BERLIN – A dangerous but scarce, mosquito-borne virus has turned up in a mosquito pool from northwest Worcester County, only a week after the first probable case of West Nile Virus (WNV) in 2007 was identified in Worcester County.
A state lab found eastern equine encephalitis (EEE) in a mosquito pool from a swamp on the Worcester County side of the Pocomoke River, just west of Whaleyville. Luckily, these sinisterly named “dark swamp mosquitoes” rarely leave the swamp and feed mostly on birds.
EEE is no exotic virus, having been present in Worcester County for certain since 1933, unlike WNV, which arrived in the United States in 1999. According to Maryland Department of Agriculture mosquito control chief Cy Lesser, historical accounts going back to colonial times describe symptoms in horses similar to EEE.
“It’s rare and it’s not,” said Lesser. “We have periods when we’ll find multiple collections of mosquitoes harboring the virus, for a couple years in a row. Then it’ll disappear for a couple years.”
The virus is not restricted to horses, despite the name, occurring most frequently in local birds. While the local avians are adapted to EEE and rarely suffer more than a minor illness, humans, horses, emus and ostriches can develop serious illnesses and die from the disease.

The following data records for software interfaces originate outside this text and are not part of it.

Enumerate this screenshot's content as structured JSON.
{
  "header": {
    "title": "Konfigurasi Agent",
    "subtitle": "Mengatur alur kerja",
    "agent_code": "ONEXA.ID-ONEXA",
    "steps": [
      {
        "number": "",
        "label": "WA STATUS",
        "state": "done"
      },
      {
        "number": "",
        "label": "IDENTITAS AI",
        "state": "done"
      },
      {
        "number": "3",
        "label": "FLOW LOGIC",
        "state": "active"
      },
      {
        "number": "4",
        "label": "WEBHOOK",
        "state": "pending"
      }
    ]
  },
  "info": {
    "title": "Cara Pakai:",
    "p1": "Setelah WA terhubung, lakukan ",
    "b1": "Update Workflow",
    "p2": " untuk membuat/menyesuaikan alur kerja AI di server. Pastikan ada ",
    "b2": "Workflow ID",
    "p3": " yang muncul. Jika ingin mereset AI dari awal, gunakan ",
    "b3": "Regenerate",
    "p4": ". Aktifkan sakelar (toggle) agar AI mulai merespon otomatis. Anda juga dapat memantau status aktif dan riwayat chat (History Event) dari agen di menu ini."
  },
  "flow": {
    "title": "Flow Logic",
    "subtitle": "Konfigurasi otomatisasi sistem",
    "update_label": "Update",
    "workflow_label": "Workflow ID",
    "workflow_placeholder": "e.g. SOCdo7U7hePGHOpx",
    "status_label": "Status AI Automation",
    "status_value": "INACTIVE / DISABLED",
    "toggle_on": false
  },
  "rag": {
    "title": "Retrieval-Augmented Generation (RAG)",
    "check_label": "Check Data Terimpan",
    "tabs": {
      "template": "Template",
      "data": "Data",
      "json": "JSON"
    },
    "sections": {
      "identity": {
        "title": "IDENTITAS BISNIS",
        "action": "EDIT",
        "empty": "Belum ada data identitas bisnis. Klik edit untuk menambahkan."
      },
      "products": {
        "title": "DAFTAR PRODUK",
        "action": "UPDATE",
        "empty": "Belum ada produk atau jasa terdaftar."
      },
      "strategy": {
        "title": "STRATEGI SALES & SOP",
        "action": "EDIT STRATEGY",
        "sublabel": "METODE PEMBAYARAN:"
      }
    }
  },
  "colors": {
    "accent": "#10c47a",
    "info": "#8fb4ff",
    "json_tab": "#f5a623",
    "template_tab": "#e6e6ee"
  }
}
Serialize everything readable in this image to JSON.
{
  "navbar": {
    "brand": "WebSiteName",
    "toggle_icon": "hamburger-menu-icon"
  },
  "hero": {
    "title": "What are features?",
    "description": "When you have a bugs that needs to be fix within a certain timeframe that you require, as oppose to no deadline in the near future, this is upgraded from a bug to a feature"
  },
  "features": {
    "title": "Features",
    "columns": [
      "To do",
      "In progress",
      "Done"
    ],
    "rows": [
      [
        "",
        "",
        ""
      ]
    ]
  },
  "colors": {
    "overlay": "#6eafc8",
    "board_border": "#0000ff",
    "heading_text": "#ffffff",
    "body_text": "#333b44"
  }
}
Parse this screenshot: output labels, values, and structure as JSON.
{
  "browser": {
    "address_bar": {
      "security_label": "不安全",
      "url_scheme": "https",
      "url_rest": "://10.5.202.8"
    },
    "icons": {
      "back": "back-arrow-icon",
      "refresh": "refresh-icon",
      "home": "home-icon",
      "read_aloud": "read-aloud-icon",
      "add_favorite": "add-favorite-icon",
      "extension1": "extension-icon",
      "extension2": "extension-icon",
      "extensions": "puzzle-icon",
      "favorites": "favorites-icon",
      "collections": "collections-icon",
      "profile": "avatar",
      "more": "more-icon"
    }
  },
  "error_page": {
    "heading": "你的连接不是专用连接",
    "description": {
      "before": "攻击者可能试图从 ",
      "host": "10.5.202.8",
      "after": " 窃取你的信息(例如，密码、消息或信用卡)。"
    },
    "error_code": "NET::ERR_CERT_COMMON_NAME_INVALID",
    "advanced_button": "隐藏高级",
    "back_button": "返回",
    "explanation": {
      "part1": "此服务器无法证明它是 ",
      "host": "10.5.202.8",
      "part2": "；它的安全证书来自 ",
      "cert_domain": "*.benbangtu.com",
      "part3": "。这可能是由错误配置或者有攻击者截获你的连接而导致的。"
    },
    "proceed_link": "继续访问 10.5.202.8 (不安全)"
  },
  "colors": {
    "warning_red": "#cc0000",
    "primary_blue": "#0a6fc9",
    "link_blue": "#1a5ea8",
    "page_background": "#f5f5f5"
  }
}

Although the disease is rare, it carries a 50-percent fatality rate in those who develop illness, and the survivors do not emerge unscathed.
“Even if there’s not a fatality, the people who do survive have really severe neurological complications for the rest of their lives,” Lesser said. “It’s a very nasty virus.”
In contrast, less than 10 percent of WNV sufferers with neurological symptoms die.
Horses and flightless birds can be protected with a vaccine, but there is no EEE vaccine for humans.
Maryland’s last human case of EEE was reported nearly 20 years ago, in 1989, but there were two horse victims in Worcester County in 2003 near Pocomoke City.
Lesser said there are no plans for more mosquito-spraying in the area where the EEE infected mosquitoes were found because of its isolation. The historical presence of EEE means that the area is already intensely monitored, he said, and that will continue into the fall. “The risk of the virus diminished greatly as the weather starts to cool,” he said.
The possible West Nile Virus case identified in Worcester County last week, the first this year in Maryland if proved, has not been confirmed yet.
“We have not received the final testing results. They’re not complete yet,” said Kelly O’Keane, from the office of the Worcester County Health Officer.